For decades, education reform has focused on removing barriers that keep low-income students from reaching their potential. Among the notable efforts include expanding educational options for disadvantaged families, holding schools accountable for academic outcomes, and providing extra resources to educate children growing up in poverty.
Of these policy strands, school funding has received the most attention lately in Ohio, with thedriving much of the discussion. One of its provisions—a praiseworthy one at that—is to increase the amount of additional money allocated to districts and charter schools based on their enrollment of economically disadvantaged students. The effectiveness of the program hinges in part on the accurate identification of low-income students to ensure that the extra resources are allocated appropriately based on need.
But what if identifying economically disadvantaged students isn’t as easy as it sounds? A newfrom the Ohio Department of Education (ODE) discusses current problems in spotting economically disadvantaged children. Importantly, it also outlines options that could yield more precise headcounts moving forward. Though it may sound wonky, identification issues are clearly of interest to lawmakers, as the report was issued in response to legislation that asked the agency to review its current method of identification and to investigate other states’ procedures and funding models.
First, let’s review the challenge.
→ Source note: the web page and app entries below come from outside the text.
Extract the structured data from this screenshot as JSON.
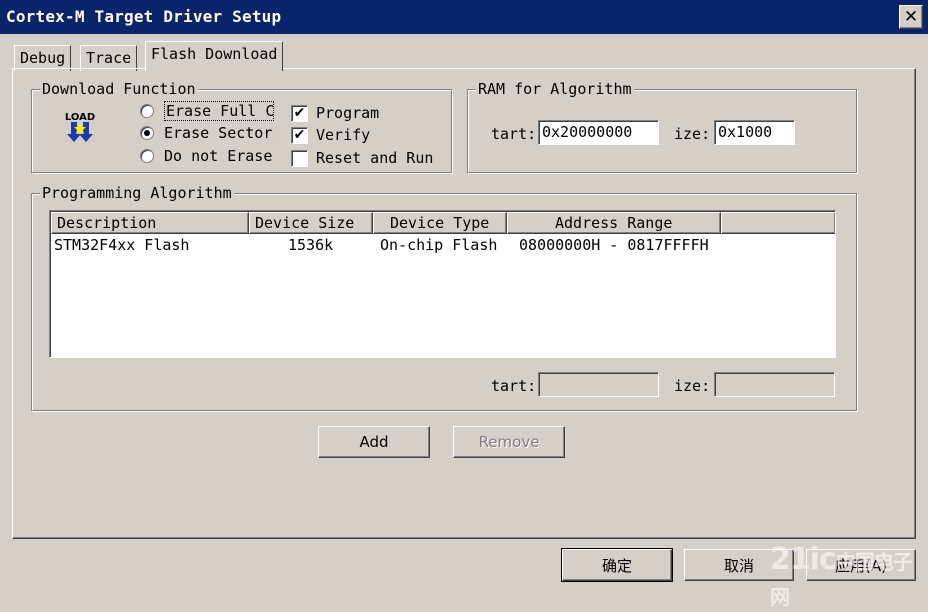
{
  "window": {
    "title": "Cortex-M Target Driver Setup",
    "close_glyph": "✕"
  },
  "tabs": [
    {
      "label": "Debug"
    },
    {
      "label": "Trace"
    },
    {
      "label": "Flash Download",
      "active": true
    }
  ],
  "download_function": {
    "legend": "Download Function",
    "icon_label": "LOAD",
    "radios": [
      {
        "label": "Erase Full C",
        "selected": false
      },
      {
        "label": "Erase Sector:",
        "selected": true
      },
      {
        "label": "Do not Erase",
        "selected": false
      }
    ],
    "checkboxes": [
      {
        "label": "Program",
        "checked": true
      },
      {
        "label": "Verify",
        "checked": true
      },
      {
        "label": "Reset and Run",
        "checked": false
      }
    ]
  },
  "ram_for_algorithm": {
    "legend": "RAM for Algorithm",
    "start_label": "tart:",
    "start_value": "0x20000000",
    "size_label": "ize:",
    "size_value": "0x1000"
  },
  "programming_algorithm": {
    "legend": "Programming Algorithm",
    "columns": [
      "Description",
      "Device Size",
      "Device Type",
      "Address Range"
    ],
    "rows": [
      {
        "description": "STM32F4xx Flash",
        "device_size": "1536k",
        "device_type": "On-chip Flash",
        "address_range": "08000000H - 0817FFFFH"
      }
    ],
    "start_label": "tart:",
    "start_value": "",
    "size_label": "ize:",
    "size_value": ""
  },
  "buttons": {
    "add": "Add",
    "remove": "Remove",
    "ok": "确定",
    "cancel": "取消",
    "apply": "应用(A)"
  },
  "watermark": {
    "text": "21ic",
    "sub": "中国电子网"
  },
  "colors": {
    "titlebar": "#0a246a",
    "face": "#d4d0c8"
  }
}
As many in education know, states, including Ohio, have traditionally flagged children as economically disadvantaged based on their eligibility for the(FRL). Students whose families earn at or below 130 percent of the federal poverty guidelines are allowed free meals, while those between 130 and 185 percent can receive reduced-priced ones (the income thresholds by household size are ). As the ODE report discusses, incomes are generally verified through the completion of an FRL or through “direct certification.” The latter method refers to an electronic process that matches students to their families’ participation in or —federal programs that are open to those with incomes at or below 130 percent of the poverty guidelines.
For many years, tying economically disadvantaged status to FRL eligibility made sense. But in more recent times, the rise of the federal(CEP) has made this linkage problematic. Under CEP, qualifying districts or schools may provide all students free meals, regardless of whether they come from a low-income family. While this supports nutritional goals, avoids stigmatizing children, and reduces administrative burdens, —and a number of entire school districts—now report 100 percent of their students as economically disadvantaged. In many of these schools, the universal classification now significantly overstates the actual number of low-income students.
Inflated counts have a deleterious impact on policy and public perceptions. In school finance, it means that CEP districts and charter schools are being somewhat “overfunded” relative to their actual needs based on economically disadvantaged enrollments. In a 2019 analysis, Ithat roughly $50 to $65 million per year in state funding was being misallocated due to identification issues. Those funds might be better spent on other pressing educational needs, such as special-education or supporting other at-risk students (e.g., those who are homeless or in foster care). They also create problems in school accountability and reporting systems. When a district or school reports its students as 100 percent economically disadvantaged, it’s impossible to tell from state assessment data how well it’s serving the children who actually are low-income. Lastly, universal identification may lead to somewhat exaggerated conceptions of poverty in Ohio schools.
Considering these issues, the ODE report concludes: “Continuing to count all students in CEP schools and districts as economically disadvantaged is not a viable path forward; most states have or are planning to move away from this approach.” But how should Ohio address these problems?
While various options exist, the most promising avenue is to rely on direct certification—not FRL eligibility—to identify economically disadvantaged children. Such a move should come with one addition. Because direct certification identifies only students at or below 130 percent poverty (the SNAP and TANF cutoff), it wouldn’t reflect students with incomes between 130 and 185 percent poverty. One way to capture pupils in the higher income range (apart from paper forms) is to include Medicaid participation in the direct certification process, something that nineteen states have already done. In addition to capturing children in the higher income range—the threshold for Medicaid is 185 percent of poverty—it could also help identify poor students whose families don’t participate in SNAP or TANF. ODE does mention some legal and logistical hurdles in incorporating Medicaid into direct certification; if necessary, the governor or legislature should act quickly to clear any roadblocks.
ODE hasto define which students are economically disadvantaged, so it could make changes unilaterally. However, it would likely be prudent to gain more widespread support before making a shift. To that end, state lawmakers and local leaders need a clear understanding of the current problems and they need to recognize the consequences of misclassifying students.
At the same time, policymakers should also appreciate the benefits of more accurate headcounts. As Ohio debates school finance policy, for instance, lawmakers might consider leveraging direct certification information to drive even more dollars to the lowest income students by including a higher funding multiplier for children at or below the 130 percent income threshold (as suggestedand something that does). But all this starts with reliable data. If Ohio can improve its identification methods, state and local policymakers will be able to more effectively target funding and interventions to the children who need the extra help.